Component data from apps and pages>
________________________________________
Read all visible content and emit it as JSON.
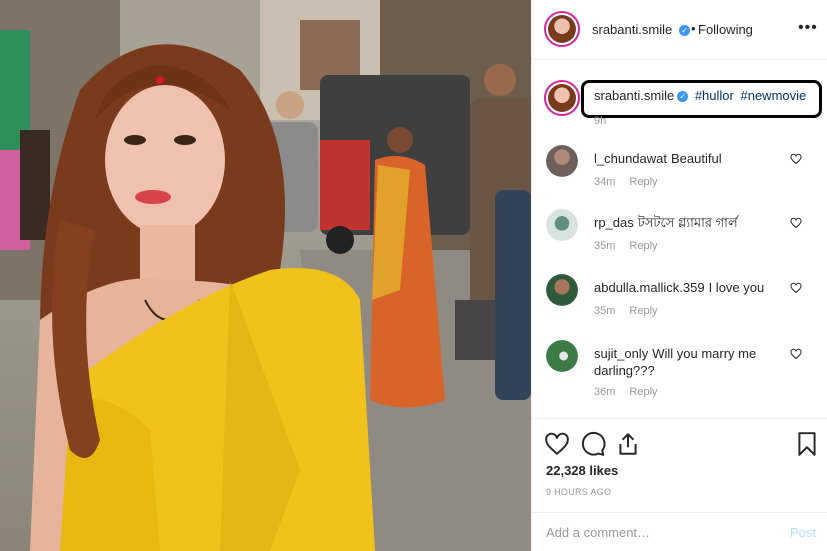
{
  "header": {
    "username": "srabanti.smile",
    "separator": "•",
    "follow_status": "Following",
    "more_label": "•••"
  },
  "caption": {
    "username": "srabanti.smile",
    "hashtags": [
      "#hullor",
      "#newmovie"
    ],
    "time": "9h"
  },
  "comments": [
    {
      "username": "l_chundawat",
      "text": "Beautiful",
      "time": "34m",
      "reply": "Reply"
    },
    {
      "username": "rp_das",
      "text": "টসটসে গ্ল্যামার গার্ল",
      "time": "35m",
      "reply": "Reply"
    },
    {
      "username": "abdulla.mallick.359",
      "text": "I love you",
      "time": "35m",
      "reply": "Reply"
    },
    {
      "username": "sujit_only",
      "text": "Will you marry me darling???",
      "time": "36m",
      "reply": "Reply"
    }
  ],
  "stats": {
    "likes": "22,328 likes",
    "posted_ago": "9 HOURS AGO"
  },
  "add_comment": {
    "placeholder": "Add a comment…",
    "post_label": "Post"
  },
  "icons": [
    "heart-icon",
    "comment-icon",
    "share-icon",
    "bookmark-icon",
    "verified-badge-icon",
    "more-options-icon"
  ],
  "colors": {
    "verified_blue": "#3897f0",
    "hashtag_blue": "#003569",
    "meta_gray": "#999999",
    "post_disabled": "#b2dffc",
    "highlight_box": "#000000"
  }
}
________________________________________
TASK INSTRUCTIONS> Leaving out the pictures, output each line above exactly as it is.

SOLUTION>
Read all visible content and emit it as JSON.
{
  "header": {
    "username": "srabanti.smile",
    "separator": "•",
    "follow_status": "Following",
    "more_label": "•••"
  },
  "caption": {
    "username": "srabanti.smile",
    "hashtags": [
      "#hullor",
      "#newmovie"
    ],
    "time": "9h"
  },
  "comments": [
    {
      "username": "l_chundawat",
      "text": "Beautiful",
      "time": "34m",
      "reply": "Reply"
    },
    {
      "username": "rp_das",
      "text": "টসটসে গ্ল্যামার গার্ল",
      "time": "35m",
      "reply": "Reply"
    },
    {
      "username": "abdulla.mallick.359",
      "text": "I love you",
      "time": "35m",
      "reply": "Reply"
    },
    {
      "username": "sujit_only",
      "text": "Will you marry me darling???",
      "time": "36m",
      "reply": "Reply"
    }
  ],
  "stats": {
    "likes": "22,328 likes",
    "posted_ago": "9 HOURS AGO"
  },
  "add_comment": {
    "placeholder": "Add a comment…",
    "post_label": "Post"
  },
  "icons": [
    "heart-icon",
    "comment-icon",
    "share-icon",
    "bookmark-icon",
    "verified-badge-icon",
    "more-options-icon"
  ],
  "colors": {
    "verified_blue": "#3897f0",
    "hashtag_blue": "#003569",
    "meta_gray": "#999999",
    "post_disabled": "#b2dffc",
    "highlight_box": "#000000"
  }
}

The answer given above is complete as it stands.